(Page and application data records)
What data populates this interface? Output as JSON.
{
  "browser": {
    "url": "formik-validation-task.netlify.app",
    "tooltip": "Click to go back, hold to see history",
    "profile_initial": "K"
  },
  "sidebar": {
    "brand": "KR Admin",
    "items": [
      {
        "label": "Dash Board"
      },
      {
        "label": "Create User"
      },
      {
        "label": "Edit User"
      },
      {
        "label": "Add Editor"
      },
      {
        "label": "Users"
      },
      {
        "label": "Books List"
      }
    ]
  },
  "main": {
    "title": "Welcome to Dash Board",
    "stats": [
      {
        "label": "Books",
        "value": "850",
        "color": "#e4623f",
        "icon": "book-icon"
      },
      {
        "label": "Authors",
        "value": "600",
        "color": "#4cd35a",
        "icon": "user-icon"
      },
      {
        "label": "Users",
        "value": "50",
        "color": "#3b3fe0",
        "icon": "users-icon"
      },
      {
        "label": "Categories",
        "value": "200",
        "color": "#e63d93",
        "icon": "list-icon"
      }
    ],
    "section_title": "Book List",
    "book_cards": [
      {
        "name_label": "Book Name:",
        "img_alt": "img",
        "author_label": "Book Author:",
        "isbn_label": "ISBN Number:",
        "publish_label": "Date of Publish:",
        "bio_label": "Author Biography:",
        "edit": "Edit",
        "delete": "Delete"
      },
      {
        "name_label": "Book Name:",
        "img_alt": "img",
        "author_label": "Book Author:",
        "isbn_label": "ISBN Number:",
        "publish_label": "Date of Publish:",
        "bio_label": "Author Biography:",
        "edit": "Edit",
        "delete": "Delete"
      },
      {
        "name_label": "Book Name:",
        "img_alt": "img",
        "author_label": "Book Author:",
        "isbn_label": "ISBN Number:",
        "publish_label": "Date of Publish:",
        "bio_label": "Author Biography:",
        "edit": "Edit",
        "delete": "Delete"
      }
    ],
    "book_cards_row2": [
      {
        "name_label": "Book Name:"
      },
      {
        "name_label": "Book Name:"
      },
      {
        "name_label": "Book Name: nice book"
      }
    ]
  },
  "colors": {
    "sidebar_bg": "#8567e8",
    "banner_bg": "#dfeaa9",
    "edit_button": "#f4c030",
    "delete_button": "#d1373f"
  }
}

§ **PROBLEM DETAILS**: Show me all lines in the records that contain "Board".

§ **ANSWER SECTION**:
        "label": "Dash Board"
    "title": "Welcome to Dash Board",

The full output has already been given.